▶ **PROBLEM TO WORK ON**
In the data below, find each line that contains the word "platform" and copy it.

(Collection entries)

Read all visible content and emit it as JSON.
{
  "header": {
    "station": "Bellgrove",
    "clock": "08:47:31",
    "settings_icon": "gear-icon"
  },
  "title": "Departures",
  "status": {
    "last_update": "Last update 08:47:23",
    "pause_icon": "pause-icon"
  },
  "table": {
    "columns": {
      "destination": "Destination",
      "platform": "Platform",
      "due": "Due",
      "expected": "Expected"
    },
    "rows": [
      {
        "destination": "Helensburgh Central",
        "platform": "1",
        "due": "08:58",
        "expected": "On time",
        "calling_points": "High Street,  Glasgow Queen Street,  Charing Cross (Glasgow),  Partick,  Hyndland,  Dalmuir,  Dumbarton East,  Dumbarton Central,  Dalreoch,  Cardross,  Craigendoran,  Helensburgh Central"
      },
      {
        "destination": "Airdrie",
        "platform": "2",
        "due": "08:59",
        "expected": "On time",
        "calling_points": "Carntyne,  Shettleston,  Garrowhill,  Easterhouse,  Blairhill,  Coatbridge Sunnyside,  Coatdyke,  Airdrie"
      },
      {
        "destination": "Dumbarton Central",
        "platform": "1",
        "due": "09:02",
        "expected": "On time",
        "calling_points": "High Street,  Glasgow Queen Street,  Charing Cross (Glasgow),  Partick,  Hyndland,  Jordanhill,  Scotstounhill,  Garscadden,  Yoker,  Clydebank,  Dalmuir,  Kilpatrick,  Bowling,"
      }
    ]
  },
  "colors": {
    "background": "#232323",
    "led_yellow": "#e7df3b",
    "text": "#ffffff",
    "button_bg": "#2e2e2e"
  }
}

▶ **THE ANSWER**
      "platform": "Platform",
        "platform": "1",
        "platform": "2",
        "platform": "1",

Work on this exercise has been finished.